Satan is a murderer and a deceiver; he entices and he attacks. But today he specializes in accusing. Heaven recognizes this, and so much every Christian. Night and day he accuses us, and his charges, which are not unfounded, are directed at our conscience – the very point where we most lack the strength to fight him. His object is to drive us to think in despair, “I am a hopeless failure! God can do nothing with me!” Conscience is a precious thing, but to repeat endlessly “I am no good! I am no good!” is not Christian humility. To confess our sins is wholesome, but let us never carry confession to the point where our sinfulness looms for us larger than the work of Christ. The Devil knows no weapon more effective against you and me than the creation of this illusion. What is the remedy? Plead guilty to God. Confess to him, “Lord, I am no good!” but then remind yourself of the precious blood, and looking away to his glory, add: “But Lord, I am abiding in Thee!”
~ Watchman Nee, A Table in the Wilderness
A truth that impacted my life a great deal was the remedy spoken above: Plead guilty to God. After falling to temptation yet again for so many years I began to believe that confession was no good. While there is a danger in false confession or being on a confession cycle and we would do well to avoid both of those, we never have to fear coming to God, humbly confessing that we are guilty. In fact, this brings glory, not horror, to God.
I learned this reading Roy Hession’s books, The Calvary Road and We Would See Jesus.

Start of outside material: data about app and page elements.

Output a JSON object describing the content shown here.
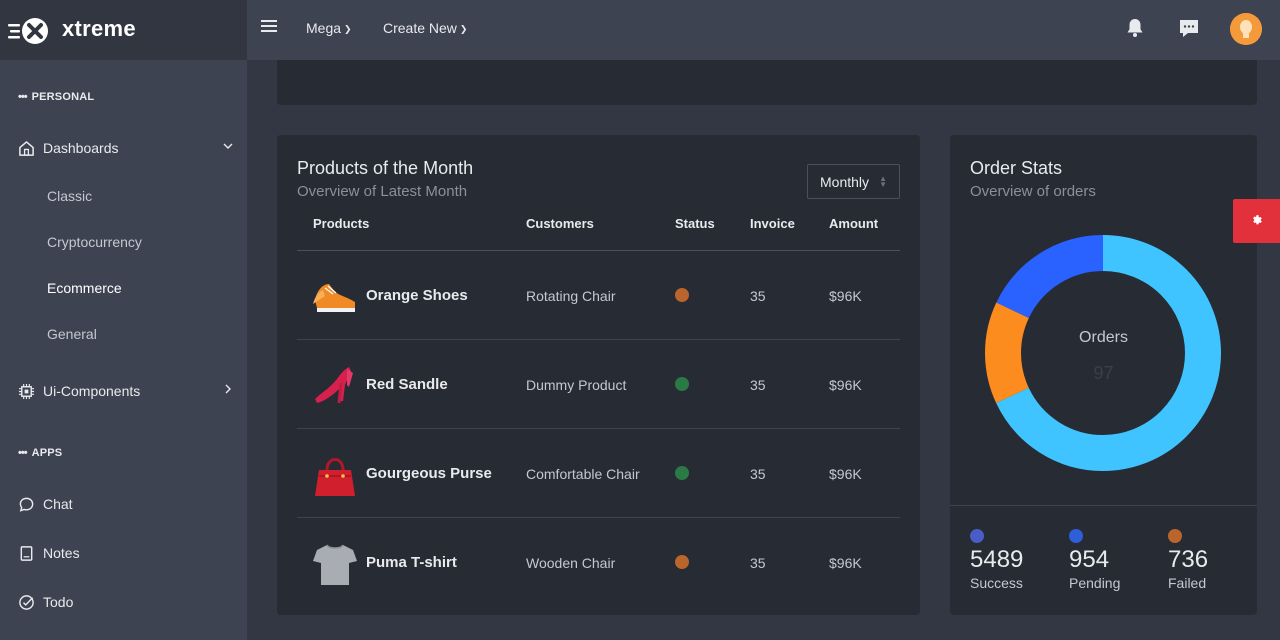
{
  "brand": {
    "name": "xtreme"
  },
  "header": {
    "nav": [
      {
        "label": "Mega"
      },
      {
        "label": "Create New"
      }
    ],
    "icons": [
      "menu-icon",
      "bell-icon",
      "message-icon",
      "user-avatar"
    ]
  },
  "sidebar": {
    "sections": [
      {
        "label": "PERSONAL"
      },
      {
        "label": "APPS"
      }
    ],
    "items": [
      {
        "label": "Dashboards",
        "icon": "home-icon"
      },
      {
        "label": "Ui-Components",
        "icon": "chip-icon"
      },
      {
        "label": "Chat",
        "icon": "chat-icon"
      },
      {
        "label": "Notes",
        "icon": "notes-icon"
      },
      {
        "label": "Todo",
        "icon": "check-circle-icon"
      }
    ],
    "sub_items": [
      {
        "label": "Classic"
      },
      {
        "label": "Cryptocurrency"
      },
      {
        "label": "Ecommerce",
        "active": true
      },
      {
        "label": "General"
      }
    ]
  },
  "products_card": {
    "title": "Products of the Month",
    "subtitle": "Overview of Latest Month",
    "period_select": "Monthly",
    "columns": [
      "Products",
      "Customers",
      "Status",
      "Invoice",
      "Amount"
    ],
    "rows": [
      {
        "product": "Orange Shoes",
        "customer": "Rotating Chair",
        "status_color": "#b9652c",
        "invoice": "35",
        "amount": "$96K",
        "image": "shoe-image"
      },
      {
        "product": "Red Sandle",
        "customer": "Dummy Product",
        "status_color": "#2a7a45",
        "invoice": "35",
        "amount": "$96K",
        "image": "heel-image"
      },
      {
        "product": "Gourgeous Purse",
        "customer": "Comfortable Chair",
        "status_color": "#2a7a45",
        "invoice": "35",
        "amount": "$96K",
        "image": "purse-image"
      },
      {
        "product": "Puma T-shirt",
        "customer": "Wooden Chair",
        "status_color": "#b9652c",
        "invoice": "35",
        "amount": "$96K",
        "image": "tshirt-image"
      }
    ]
  },
  "orders_card": {
    "title": "Order Stats",
    "subtitle": "Overview of orders",
    "center_label": "Orders",
    "center_value": "97",
    "stats": [
      {
        "value": "5489",
        "label": "Success",
        "color": "#4a5cc7"
      },
      {
        "value": "954",
        "label": "Pending",
        "color": "#2f5fd8"
      },
      {
        "value": "736",
        "label": "Failed",
        "color": "#b9652c"
      }
    ],
    "donut_segments": [
      {
        "color": "#40c4ff",
        "fraction": 0.68
      },
      {
        "color": "#fb8c1d",
        "fraction": 0.14
      },
      {
        "color": "#2962ff",
        "fraction": 0.18
      }
    ]
  },
  "colors": {
    "accent_red": "#e2313a",
    "card_bg": "#272b34",
    "sidebar_bg": "#3d4351"
  }
}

He taught me that when I run to God immediately after falling (as opposed to my former practice of waiting several days or weeks so as to allow God to “cool off” before I confessed) I bring glory to God because I am declaring that His word about me is true. I am declaring in my confession that yes, I am am a sinner in need of a Savior, that I am guilty as charged, and that His diagnosis of my condition is confirmed in my behavior and thoughts. Confession ultimately means agreeing with God about things God already knows about me.
When I don’t run immediately to God and confess my failings I am essentially saying to God that He is wrong about both my condition and my need, and therefore I cut myself off from the provision He has already provided and the cure He so desires to apply.
Do not hesitate to run to our Father in Heaven the moment the Holy Spirit convicts you of sin. You will find there the assurance and the peace you long for and thwart the tactics of the enemy who would love to keep you in denial of your need and feeling ashamed of your plight.
I love this promise:
Repent therefore, and turn again, that your sins may be blotted out, that times of refreshing may come from the presence of the Lord, and that he may send the Christ appointed for you, Jesus… (Acts 3:19-20).